Today, December 10, marks Human Rights Day, instituted by the United Nations to honor the proclamation and adoption of the Universal Declaration of Human Rights (UDHR). Among other things, it seeks to drive advocacy for the respect, recognition and protection of all forms human rights.
Abuse of human rights takes many shapes in Africa. Suppression of the right to freedom of expression and association, violation of the right to life and property, and the denial of access to basic social services are common occurrences in Somalia, Libya, Egypt, Cameroon, Nigeria and the DR Congo. More often than not, the violation of these rights occurs in situations of conflict and instability, terrorism, and in dictatorial regimes. These abuses strip victims of their life, dignity and personal properties. More perniciously, it lays to waste the social, economic and political institutions vital to the development of states in Africa.

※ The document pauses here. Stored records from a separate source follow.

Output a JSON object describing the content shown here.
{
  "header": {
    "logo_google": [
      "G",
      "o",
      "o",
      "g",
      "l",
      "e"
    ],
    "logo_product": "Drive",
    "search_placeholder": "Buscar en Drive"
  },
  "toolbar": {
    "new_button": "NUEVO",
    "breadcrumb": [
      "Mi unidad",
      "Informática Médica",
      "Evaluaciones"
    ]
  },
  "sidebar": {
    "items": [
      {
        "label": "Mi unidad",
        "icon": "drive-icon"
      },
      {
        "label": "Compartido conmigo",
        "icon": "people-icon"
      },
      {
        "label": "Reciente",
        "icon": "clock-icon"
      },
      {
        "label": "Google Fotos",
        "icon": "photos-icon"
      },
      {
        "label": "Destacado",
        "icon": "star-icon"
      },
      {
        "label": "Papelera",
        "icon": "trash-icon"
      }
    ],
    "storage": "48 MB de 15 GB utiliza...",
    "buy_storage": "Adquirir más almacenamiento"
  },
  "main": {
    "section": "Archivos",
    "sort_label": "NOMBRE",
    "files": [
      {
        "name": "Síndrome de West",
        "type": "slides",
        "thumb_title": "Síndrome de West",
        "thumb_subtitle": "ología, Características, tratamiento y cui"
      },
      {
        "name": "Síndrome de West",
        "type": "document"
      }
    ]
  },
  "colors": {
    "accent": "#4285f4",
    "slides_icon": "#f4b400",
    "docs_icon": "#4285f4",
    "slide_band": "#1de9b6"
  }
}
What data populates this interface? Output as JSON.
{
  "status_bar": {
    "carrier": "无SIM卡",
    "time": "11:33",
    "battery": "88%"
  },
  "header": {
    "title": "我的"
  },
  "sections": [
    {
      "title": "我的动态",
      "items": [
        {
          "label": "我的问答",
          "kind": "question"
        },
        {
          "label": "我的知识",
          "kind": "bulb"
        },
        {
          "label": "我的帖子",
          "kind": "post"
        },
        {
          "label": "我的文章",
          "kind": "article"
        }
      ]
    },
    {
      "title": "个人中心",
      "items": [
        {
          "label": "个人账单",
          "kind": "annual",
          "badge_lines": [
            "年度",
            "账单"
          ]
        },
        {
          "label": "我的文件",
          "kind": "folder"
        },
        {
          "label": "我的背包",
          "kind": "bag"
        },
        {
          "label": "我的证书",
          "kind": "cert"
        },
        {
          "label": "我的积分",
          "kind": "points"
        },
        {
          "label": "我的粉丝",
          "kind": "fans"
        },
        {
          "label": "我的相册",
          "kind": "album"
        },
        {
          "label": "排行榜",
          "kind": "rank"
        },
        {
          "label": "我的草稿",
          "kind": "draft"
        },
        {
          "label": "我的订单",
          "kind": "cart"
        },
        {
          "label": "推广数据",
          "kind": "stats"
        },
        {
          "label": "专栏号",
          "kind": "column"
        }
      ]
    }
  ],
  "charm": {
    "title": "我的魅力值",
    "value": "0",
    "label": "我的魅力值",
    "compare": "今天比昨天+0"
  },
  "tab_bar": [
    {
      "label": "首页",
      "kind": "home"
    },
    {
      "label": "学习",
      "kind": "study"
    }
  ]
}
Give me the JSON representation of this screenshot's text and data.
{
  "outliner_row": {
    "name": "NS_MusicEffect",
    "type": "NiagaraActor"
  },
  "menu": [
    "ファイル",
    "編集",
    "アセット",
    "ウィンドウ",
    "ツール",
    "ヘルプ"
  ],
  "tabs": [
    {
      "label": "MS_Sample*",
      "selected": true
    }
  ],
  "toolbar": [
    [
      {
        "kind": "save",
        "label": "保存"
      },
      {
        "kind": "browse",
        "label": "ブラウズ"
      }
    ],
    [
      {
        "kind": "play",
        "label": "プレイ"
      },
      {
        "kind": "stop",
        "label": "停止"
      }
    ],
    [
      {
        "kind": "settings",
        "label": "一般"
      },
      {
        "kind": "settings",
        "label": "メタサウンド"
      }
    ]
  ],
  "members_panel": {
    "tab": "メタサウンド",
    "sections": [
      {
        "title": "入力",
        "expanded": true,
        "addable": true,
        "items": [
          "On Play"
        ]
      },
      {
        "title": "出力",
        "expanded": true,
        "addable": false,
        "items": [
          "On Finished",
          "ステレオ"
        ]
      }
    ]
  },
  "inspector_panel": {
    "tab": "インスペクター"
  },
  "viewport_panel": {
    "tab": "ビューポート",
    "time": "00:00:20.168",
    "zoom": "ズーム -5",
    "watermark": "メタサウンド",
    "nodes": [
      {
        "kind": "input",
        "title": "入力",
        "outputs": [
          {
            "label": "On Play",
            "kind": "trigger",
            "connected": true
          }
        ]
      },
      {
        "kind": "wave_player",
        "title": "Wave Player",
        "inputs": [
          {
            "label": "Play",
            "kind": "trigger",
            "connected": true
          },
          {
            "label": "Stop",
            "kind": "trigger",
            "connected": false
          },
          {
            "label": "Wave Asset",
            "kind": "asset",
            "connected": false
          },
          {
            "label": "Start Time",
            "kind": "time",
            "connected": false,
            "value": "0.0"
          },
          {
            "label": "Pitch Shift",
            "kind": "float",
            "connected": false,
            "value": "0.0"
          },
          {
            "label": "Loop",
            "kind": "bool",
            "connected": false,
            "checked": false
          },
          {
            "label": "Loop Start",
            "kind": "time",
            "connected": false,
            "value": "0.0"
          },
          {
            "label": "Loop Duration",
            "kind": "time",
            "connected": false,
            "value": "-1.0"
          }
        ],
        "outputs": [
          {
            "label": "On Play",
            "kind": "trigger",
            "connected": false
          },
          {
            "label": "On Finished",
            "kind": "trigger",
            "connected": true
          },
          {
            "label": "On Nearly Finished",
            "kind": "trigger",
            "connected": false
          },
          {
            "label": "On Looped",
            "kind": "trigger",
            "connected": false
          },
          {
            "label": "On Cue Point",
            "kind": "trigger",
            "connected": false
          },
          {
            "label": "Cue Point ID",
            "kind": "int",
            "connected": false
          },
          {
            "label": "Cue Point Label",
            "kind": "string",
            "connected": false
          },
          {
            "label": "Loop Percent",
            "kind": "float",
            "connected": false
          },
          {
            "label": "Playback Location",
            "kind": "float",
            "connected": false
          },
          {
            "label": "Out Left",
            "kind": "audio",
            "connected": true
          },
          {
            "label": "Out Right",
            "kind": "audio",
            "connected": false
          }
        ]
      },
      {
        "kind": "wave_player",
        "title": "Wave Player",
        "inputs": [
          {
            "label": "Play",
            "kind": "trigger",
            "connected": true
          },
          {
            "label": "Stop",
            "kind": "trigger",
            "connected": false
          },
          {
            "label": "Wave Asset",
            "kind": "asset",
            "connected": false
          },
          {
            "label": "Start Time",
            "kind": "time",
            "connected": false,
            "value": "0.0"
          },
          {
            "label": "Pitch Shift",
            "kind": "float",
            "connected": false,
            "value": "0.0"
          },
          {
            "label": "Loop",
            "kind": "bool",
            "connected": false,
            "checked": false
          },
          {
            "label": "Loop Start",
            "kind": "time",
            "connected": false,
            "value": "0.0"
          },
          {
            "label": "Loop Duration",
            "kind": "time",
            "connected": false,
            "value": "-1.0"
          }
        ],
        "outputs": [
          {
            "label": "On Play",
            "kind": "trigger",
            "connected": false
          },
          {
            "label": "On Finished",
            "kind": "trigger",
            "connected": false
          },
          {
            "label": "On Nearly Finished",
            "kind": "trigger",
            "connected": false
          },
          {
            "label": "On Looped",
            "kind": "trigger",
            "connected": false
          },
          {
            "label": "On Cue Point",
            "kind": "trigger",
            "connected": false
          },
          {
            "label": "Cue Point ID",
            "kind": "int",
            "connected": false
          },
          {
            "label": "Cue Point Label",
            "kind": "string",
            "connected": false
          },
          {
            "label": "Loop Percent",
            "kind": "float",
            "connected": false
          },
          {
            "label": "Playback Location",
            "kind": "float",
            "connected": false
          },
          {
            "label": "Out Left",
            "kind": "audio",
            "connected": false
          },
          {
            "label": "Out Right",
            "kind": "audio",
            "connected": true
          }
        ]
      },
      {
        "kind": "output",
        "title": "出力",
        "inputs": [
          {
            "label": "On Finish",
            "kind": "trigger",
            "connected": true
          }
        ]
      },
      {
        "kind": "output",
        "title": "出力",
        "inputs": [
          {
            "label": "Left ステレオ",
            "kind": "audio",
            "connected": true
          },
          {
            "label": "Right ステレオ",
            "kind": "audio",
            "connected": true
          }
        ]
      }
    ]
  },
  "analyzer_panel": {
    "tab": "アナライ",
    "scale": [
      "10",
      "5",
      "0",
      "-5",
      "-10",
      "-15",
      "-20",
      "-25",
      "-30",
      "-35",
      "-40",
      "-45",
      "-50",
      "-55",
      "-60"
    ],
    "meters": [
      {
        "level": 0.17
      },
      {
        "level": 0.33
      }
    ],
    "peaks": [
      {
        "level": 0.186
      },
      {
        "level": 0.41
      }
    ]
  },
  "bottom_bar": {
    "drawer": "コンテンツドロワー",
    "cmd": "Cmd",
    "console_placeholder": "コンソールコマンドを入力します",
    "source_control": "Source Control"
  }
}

Nonetheless, other African countries have made significant strides in the recognition and respect of basic human rights. Ghana, Botswana, Kenya, Malawi, among others have fully developed strong human rights regimes backed by constitutions. The rights of citizens are upheld, respected and protected by state institutions.

The theme for this commemoration is “Stand Up for Human Rights.” It seeks to celebrate the potential of youth as constructive agents of change, amplify their voices, and engage a broad range of global audiences in the promotion and protection of rights. In celebrating this day, countries, especially those plagued with violence and civil unrest, must take concrete steps to uphold and protect the rights of their citizens.